=== What needs to be done ===
Gather every line from the entries below that includes "number".

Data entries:
* * * * *
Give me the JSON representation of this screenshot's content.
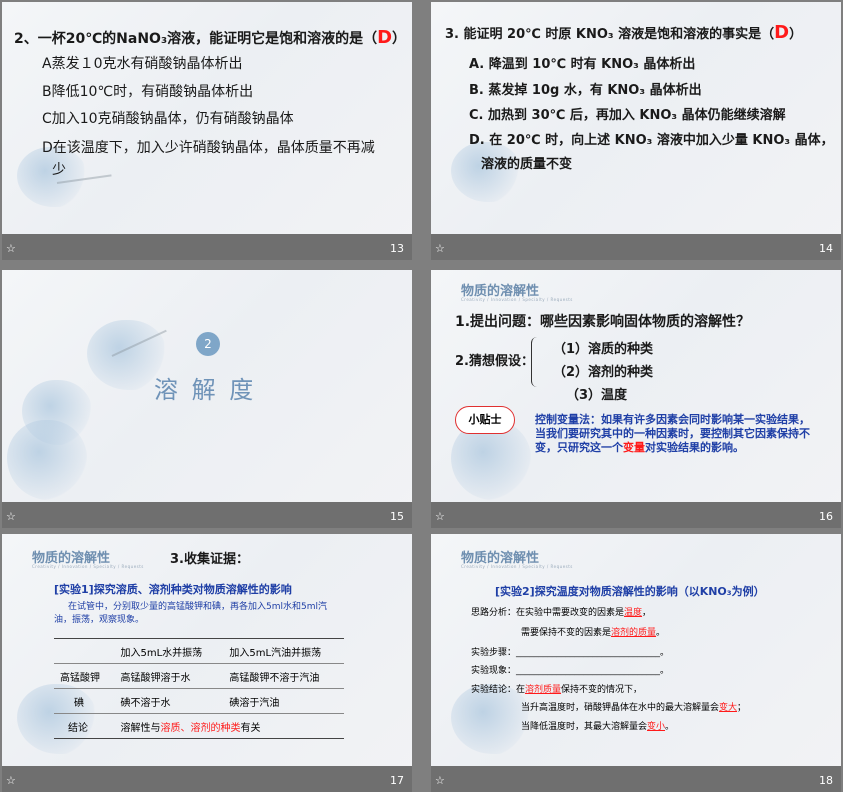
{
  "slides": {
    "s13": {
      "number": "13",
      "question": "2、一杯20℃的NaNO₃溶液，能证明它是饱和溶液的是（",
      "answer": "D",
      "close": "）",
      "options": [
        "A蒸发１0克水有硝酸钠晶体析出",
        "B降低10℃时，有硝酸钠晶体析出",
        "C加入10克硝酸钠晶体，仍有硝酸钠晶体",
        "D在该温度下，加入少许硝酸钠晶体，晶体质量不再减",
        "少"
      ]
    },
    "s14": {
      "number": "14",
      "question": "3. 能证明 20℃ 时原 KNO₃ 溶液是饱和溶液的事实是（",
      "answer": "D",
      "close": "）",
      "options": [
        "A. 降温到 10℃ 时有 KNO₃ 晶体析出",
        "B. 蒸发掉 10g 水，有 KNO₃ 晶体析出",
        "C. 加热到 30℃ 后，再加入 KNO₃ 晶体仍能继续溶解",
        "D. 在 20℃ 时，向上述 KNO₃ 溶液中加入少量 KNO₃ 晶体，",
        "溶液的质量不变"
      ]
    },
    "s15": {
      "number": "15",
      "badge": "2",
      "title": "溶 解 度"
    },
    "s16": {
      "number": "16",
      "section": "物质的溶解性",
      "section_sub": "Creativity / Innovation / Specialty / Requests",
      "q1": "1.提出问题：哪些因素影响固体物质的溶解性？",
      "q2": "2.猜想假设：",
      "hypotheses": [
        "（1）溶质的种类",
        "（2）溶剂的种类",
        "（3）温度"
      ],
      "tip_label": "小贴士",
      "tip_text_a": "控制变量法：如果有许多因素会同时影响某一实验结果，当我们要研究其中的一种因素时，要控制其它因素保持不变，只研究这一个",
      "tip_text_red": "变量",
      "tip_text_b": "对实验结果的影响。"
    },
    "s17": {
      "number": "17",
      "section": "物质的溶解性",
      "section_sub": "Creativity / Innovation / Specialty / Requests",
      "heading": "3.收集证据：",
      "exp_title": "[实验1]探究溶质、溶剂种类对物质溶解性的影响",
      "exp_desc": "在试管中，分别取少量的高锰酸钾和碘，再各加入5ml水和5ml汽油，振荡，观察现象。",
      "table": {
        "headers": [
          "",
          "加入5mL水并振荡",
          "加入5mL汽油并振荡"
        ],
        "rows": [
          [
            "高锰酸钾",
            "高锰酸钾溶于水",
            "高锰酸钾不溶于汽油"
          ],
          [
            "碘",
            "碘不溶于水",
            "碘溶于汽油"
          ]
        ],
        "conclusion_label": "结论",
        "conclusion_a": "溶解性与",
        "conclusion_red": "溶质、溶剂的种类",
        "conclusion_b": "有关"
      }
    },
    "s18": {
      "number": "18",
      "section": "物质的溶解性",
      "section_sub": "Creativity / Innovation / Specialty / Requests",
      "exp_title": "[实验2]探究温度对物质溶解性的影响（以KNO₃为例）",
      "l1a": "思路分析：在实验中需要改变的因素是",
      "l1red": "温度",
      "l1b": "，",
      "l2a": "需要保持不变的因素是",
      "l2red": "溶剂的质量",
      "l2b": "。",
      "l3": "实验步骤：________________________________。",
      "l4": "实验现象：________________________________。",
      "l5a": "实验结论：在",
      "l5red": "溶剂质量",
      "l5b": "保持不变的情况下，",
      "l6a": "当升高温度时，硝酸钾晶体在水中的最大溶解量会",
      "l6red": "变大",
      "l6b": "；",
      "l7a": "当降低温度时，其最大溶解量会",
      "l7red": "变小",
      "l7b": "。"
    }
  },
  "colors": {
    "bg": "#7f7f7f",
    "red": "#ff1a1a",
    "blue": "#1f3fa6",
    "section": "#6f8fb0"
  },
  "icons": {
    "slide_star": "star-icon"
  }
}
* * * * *
=== Answer space ===
      "number": "13",
      "number": "14",
      "number": "15",
      "number": "16",
      "number": "17",
      "number": "18",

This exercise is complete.